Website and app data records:
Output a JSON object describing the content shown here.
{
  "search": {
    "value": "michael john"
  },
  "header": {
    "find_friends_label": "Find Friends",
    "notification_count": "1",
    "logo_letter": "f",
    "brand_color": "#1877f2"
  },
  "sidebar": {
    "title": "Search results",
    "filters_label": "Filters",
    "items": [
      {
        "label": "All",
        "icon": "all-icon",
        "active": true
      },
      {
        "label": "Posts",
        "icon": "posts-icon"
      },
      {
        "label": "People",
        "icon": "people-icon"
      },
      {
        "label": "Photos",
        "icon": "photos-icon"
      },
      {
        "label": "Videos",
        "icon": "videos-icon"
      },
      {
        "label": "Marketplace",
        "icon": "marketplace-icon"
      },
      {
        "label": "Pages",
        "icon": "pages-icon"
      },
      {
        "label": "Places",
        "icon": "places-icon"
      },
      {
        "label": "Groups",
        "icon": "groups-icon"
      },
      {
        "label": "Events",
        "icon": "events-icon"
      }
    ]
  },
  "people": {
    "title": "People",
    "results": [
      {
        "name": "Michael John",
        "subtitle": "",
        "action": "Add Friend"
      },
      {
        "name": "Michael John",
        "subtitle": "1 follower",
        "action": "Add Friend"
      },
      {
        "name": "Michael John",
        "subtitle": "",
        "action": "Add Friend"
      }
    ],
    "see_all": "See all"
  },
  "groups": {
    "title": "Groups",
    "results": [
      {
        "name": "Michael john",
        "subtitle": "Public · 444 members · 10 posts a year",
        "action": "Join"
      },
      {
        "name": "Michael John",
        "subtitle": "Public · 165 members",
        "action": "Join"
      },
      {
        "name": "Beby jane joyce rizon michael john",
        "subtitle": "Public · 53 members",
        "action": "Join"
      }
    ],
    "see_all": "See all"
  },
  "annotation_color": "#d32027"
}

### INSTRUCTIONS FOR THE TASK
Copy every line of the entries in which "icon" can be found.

### EXERCISE RESPONSE
        "icon": "all-icon",
        "icon": "posts-icon"
        "icon": "people-icon"
        "icon": "photos-icon"
        "icon": "videos-icon"
        "icon": "marketplace-icon"
        "icon": "pages-icon"
        "icon": "places-icon"
        "icon": "groups-icon"
        "icon": "events-icon"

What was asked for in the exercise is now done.